Customer Question

I have someone living in my house without my permission. He won't leave.
JA: Because real estate law varies from place to place, can you tell me what state this is in?
Customer: California
JA: Has anything been filed or reported?
Customer: no. I called the police Monday night and they talked to him but couldn't make him leave because he's been staying there over a month and he has stuff there
JA: Anything else you want the lawyer to know before I connect you?
Customer: he never had permission to move in or bring his stuff over. He is not on the lease.
Submitted: 11 months ago.
Category: Legal
Expert:  Marc replied 11 months ago.

Hello. My name is Marc. I'm a licensed attorney and I will be happy to answer your questions. I can imagine how vexing this situation must be for you! And the police response is mind boggling.

California Penal Code 602 PC prohibits the crime known as criminal trespass. Put very simply, you may commit the California crime of trespassing when you enter . . . or remain on . . . someone else's property without permission or a right to do so.1

California trespass law sets out literally dozens of situations in which the offense of trespass may take place...some that are common, and some that are highly unusual or even a bit bizarre. The most common acts that are prohibited by California trespassing laws include:

  • entering someone else's property with the intent to damage that property,
  • entering someone else's property with the intent to interfere with or obstruct the business activities that are conducted there,9
  • entering and "occupying" another person's property without permission, and
  • refusing to leave private property after you've been asked to do so.

Now, in your case, the last bullet listed above is applicable. Based on the facts you have conveyed, you are the lawful occupant of the house (note: even if you were merely a tenant, rather than the owner, this would still apply). Some guy is in your house. The guy does not have permission - either contractual, implied or otherwise - to be in your house. And finally, the guy refuses to leave. Thus, this situation contains all the required elements of criminal trespass under CA law.
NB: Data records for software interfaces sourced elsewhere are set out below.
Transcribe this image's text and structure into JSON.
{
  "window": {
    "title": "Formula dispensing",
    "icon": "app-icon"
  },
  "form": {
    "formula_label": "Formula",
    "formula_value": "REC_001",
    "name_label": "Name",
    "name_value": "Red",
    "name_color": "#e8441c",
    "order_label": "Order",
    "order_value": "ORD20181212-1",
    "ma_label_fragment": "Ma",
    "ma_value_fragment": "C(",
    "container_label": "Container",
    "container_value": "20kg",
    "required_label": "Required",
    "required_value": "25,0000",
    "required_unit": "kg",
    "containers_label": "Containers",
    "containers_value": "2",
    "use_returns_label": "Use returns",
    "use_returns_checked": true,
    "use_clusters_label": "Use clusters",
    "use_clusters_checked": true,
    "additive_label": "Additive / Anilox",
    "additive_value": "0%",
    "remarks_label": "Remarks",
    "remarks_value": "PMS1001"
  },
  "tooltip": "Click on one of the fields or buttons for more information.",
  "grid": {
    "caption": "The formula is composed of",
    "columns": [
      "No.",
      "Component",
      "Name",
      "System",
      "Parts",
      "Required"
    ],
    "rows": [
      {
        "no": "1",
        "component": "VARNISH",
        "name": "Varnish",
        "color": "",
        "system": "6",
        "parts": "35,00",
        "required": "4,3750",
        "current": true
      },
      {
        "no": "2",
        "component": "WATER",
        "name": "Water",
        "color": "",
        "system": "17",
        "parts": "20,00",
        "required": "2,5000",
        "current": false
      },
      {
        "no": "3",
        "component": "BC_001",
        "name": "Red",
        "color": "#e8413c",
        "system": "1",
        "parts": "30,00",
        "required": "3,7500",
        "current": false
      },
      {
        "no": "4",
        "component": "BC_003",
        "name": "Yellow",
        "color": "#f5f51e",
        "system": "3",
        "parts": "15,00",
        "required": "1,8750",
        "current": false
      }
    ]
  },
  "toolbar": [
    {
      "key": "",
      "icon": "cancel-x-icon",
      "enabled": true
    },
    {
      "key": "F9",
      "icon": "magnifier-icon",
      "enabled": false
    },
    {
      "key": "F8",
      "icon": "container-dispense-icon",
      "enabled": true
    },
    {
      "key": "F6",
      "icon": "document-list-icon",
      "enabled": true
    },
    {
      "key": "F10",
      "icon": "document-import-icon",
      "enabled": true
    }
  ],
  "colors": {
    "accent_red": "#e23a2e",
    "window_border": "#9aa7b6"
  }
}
As to why the police turned you away, I can only guess that they might have misunderstood this situation to be essentially a sort of landlord-tenant issue, which, as a civil matter, would not be within their jurisdiction. But it is not, and you need to explain that to them. Cite for them the following section of the Penal Code:

California's criminal trespassing law. ("(o) Refusing or failing to leave land, real property, or structures belonging to or lawfully occupied by another and not open to the general public, upon being requested to leave by (1) a peace officer at the request of the owner, the owner's agent, or the person in lawful possession, and upon being informed by the peace officer that he or she is acting at the request of the owner, the owner's agent, or the person in lawful possession, or (2) the owner, the owner's agent, or the person in lawful possession.")

Ask the police how it is that this guy is not committing criminal trespass. I cannot imagine how they could determine otherwise. The result, once they realize there's a person committing this crime in your house, they have authority to arrest him and charge him with misdemeanor criminal trespass. Furthermore, if he has made any threats to you, he could be charged with aggravated criminal trespass, a felony.

I hope this helps! I hope I've provided you with useful information that helps you better understand your issues and options. If so, please be sure to rate my answer, since that is the only way I can receive credit.

I wish you luck and a speedy resolution to this problem!

Kind regards,

Marc